Hunter Sports attorney Andrew Crabtree reiterated that the decision from the bench was made to get a ruling from the judge so that the town would stop issuing tickets and would stay proceeding on any previously issued tickets. “We found ourselves guilty on one ticket to have a higher court rule on whether it was enforceable,” he said.
Crabtree said an appeal would be made to New York State Court of Appeals in Albany or the U.S. Supreme Court. “When two municipalities have conflicting laws, there’s an issue to be determined under the state constitution,” he said. “It’s a county facility and it’s our position the county has the jurisdiction under the state constitution under municipal home rule to enforce the Trap and Skeet, not the town.”
“I’m not saying we won the war, but we won this first battle,” Moran said. Of Crabtree’s comment to bring it to the Supreme Court if necessary, Moran said, “That’s a bold statement. He has the right to go to appeals.”

Legis. Kate Browning (WF-Shirley), who supported Kepert in the noise ordinance and at one point attended a press conference with her at the trap and skeet range, where both stood their ground with trap and skeet supporters said she was glad Brookhaven is pushing the issue. “If we have to pay fines, we’re not making money from this range,” she said. “We’re not making money from the [Foley] nursing home and it’s being sold. I think the county executive and the county parks director need to look at what we should be doing with the Trap and Skeet.”
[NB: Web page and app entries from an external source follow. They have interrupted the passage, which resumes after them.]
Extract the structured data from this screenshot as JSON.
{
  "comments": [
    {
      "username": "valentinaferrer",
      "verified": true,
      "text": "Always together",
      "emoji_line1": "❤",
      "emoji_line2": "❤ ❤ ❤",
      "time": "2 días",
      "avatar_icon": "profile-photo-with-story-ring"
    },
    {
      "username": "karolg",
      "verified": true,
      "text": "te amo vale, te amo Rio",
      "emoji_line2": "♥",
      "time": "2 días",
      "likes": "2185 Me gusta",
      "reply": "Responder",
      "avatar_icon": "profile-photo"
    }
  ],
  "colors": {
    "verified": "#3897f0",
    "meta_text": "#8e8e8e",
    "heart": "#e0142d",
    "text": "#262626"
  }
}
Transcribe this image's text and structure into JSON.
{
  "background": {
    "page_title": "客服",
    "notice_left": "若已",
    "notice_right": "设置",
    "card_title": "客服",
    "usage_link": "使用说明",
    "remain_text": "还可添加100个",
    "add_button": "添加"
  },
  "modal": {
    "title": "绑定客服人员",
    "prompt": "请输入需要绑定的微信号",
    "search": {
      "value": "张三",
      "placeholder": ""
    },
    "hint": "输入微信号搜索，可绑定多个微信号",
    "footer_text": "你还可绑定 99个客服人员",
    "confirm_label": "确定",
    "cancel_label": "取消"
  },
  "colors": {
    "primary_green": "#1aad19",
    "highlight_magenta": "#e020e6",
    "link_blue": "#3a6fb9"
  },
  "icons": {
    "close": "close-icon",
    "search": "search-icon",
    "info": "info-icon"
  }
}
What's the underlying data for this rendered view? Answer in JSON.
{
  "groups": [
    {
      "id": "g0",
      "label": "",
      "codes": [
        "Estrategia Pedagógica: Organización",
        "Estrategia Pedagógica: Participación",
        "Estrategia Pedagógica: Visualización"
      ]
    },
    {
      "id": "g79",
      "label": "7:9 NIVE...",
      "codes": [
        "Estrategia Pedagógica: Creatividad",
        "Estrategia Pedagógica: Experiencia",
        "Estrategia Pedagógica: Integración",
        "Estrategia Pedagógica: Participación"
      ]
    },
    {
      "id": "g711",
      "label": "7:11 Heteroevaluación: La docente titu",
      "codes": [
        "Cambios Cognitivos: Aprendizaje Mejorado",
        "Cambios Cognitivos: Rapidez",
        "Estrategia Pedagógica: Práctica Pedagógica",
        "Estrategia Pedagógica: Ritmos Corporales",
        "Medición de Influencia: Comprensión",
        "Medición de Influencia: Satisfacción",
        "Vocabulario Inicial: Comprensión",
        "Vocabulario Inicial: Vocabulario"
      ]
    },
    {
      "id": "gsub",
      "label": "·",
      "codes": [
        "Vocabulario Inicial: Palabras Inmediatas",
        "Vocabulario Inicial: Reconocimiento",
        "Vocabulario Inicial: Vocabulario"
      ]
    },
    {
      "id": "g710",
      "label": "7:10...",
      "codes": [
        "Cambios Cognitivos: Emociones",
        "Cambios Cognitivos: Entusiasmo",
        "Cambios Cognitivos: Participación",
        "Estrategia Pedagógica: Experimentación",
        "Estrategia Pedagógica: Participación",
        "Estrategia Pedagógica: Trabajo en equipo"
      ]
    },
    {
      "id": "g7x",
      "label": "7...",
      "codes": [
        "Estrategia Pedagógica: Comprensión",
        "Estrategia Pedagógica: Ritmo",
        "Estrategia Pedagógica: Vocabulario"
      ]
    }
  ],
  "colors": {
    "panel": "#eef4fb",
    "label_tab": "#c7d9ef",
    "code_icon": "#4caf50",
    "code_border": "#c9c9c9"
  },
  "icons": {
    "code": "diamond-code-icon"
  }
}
Browning is part of the Trap and Skeet relocation committee. “The North Fork Preserve [in Riverhead] was what I strongly thought would be the best; it was an ideal location but was shot down by the Town of Riverhead,” she said. “There are a couple of other locations; there’s a Calverton range but my understanding was that the owner was not a willing seller. My opinion is they’re going to have to do what’s right by Yaphank.”  Supervisor Ed Romaine was on the relocation committee as Suffolk County Legislator. “I made several recommendations, all of which were ignored, and also said I have grave concerns about these issues because there’s a violation of a noise ordinance,” he said. Romaine said the shooting range at Gabreski Airport that was privately owned seemed ideal. “It’s existed for 30 or 40 years and if that’s not suitable, start telling me what is,” he said.  As for the town noise ordinance, “As long as someone is violating the town code we will issue tickets to the violator,” he said. “That’s plain and simple.” Romaine suggested the county executive move forward with a couple of solutions — noise abatement or relocate the facility to a more appropriate location. Requests for comments from the county executive’s office were not received by press time.